Illinois State Budget Cuts Might Flood Streets With Mentally Ill Homeless
Thursday, July 1, 2010
Chicago - With Gov. Quinn preparing to chop hundreds of millions of dollars from the state budget Thursday morning, mental health care providers said they were already feeling the pain.
Fox Chicago News learned that, 48 hours before the governor's public announcement, the state sent contracts for the coming fiscal year that cut some providers by up to 34 percent.
Thresholds, Illinois's largest provider of homes for the mentally ill, said it lost $9.2 million in the contract it was told to sign and return by midnight Wednesday. FY2011 begins Thursday and Agency CEO Tony Zipple told us the cuts apparently take effect immediately.

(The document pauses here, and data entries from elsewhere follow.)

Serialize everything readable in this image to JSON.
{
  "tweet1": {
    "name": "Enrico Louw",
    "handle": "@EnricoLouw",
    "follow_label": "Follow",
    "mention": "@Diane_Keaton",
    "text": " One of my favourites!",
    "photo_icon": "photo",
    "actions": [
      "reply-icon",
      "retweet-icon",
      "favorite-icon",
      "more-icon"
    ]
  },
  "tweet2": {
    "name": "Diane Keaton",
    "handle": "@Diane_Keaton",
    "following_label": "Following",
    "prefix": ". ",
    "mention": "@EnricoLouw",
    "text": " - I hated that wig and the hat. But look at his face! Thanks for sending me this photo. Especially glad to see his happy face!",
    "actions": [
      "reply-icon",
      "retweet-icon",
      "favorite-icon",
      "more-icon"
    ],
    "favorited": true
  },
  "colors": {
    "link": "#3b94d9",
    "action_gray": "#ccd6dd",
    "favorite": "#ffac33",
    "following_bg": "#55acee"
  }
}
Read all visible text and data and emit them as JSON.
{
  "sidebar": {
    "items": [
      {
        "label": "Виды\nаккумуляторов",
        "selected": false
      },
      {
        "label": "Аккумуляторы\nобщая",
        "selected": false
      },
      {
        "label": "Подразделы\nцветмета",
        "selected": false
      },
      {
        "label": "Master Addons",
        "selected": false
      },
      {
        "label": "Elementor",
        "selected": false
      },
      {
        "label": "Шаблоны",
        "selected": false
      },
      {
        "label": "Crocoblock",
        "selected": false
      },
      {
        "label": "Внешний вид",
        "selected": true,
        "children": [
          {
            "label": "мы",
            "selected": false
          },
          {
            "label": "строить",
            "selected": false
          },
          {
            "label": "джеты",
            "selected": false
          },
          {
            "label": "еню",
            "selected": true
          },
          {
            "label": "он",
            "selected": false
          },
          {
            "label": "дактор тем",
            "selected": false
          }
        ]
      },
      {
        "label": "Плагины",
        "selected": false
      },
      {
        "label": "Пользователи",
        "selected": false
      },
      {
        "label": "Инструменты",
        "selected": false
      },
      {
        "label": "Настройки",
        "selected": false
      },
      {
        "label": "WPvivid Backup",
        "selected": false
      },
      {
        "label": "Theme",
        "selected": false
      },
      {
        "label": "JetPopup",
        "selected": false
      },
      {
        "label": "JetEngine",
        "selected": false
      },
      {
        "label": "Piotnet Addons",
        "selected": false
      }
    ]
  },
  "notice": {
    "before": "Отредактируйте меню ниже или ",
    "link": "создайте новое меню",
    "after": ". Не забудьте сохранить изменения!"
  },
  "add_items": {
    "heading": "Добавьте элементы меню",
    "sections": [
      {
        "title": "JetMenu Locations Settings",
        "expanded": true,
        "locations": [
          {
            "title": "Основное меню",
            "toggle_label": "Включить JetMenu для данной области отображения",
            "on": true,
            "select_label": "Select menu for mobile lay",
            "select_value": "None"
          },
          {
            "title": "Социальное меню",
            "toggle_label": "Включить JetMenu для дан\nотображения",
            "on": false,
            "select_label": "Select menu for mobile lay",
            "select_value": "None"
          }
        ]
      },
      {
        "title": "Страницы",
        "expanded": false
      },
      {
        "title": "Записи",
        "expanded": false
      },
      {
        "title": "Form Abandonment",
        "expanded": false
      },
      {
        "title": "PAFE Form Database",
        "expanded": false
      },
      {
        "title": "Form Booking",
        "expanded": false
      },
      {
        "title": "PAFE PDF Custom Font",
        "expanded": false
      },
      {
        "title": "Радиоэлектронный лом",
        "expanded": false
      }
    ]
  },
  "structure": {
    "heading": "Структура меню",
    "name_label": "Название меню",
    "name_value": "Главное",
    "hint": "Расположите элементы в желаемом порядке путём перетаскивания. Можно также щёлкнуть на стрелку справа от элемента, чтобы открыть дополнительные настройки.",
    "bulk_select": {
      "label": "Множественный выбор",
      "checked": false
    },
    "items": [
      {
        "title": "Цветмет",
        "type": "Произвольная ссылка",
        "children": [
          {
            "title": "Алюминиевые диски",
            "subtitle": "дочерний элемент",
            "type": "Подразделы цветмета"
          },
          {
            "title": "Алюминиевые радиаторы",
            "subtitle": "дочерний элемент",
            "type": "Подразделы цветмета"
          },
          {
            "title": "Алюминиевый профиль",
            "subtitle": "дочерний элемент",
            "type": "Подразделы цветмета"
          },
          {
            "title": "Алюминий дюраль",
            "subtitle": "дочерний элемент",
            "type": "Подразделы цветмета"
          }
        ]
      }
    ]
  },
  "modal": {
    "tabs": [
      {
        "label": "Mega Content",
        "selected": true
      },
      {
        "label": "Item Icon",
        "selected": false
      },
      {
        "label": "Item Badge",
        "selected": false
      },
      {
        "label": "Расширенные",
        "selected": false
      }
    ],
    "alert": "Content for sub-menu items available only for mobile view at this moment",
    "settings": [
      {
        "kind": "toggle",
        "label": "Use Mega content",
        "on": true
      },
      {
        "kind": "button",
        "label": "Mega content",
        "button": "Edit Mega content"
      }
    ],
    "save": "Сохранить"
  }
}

Zipple and his colleagues said that, as a result of the cuts, Thresholds would no longer be able to offer housing to anyone without Medicaid or private insurance. They said that means the working poor would no longer be eligible for the program.
"For any of us, losing our home is a really terrible thing," said Zipple. "But when you have so little to start with, and when you depend on the services that are embedded in this program to stay straight and sane and sober, and you lose it, it's really the end of the world for you."
Forty-four mentally live at the Grais Apartments run by Thresholds. Program director Jane Weller said the state's cuts would force Thresholds to eliminate some psychiatric and other services for residents.
She and Zipple feared that several dozen of the 750 mentally ill housed in Thresholds apartments might be forced out of their homes. She said some would likely wind up back on the street, in hospital emergency rooms or even in jail...places where many of the program's residents have been previously.
Thresholds and other social service agencies across the state are preparing to layoff hundreds of workers. Some haven't been paid by the deadbeat state of Illinois in months and their banks won't lend them any more cash.
Providers like this understand the state is facing a monumental budget, but they argue that cutting social services like the Grais apartments is a penny-wise, pound-foolish approach.
"If the people who live here are back on the streets, they will essentially cost the taxpayers more," Thresholds Program Director Jane Weller said.
A spokeswoman for the Illinois Dept of Human Services said DHS hopes the grim budget cut numbers "are not final."
An advisor to Quinn told Fox Chicago News the governor needs to cut more than $1 billion from the budget so that the state does not run out of cash for its own payroll and other vital operations before November.
The significance of that date? It's election month. Some believe the governor might find more support for his proposed income tax increase in the General Assembly after the election.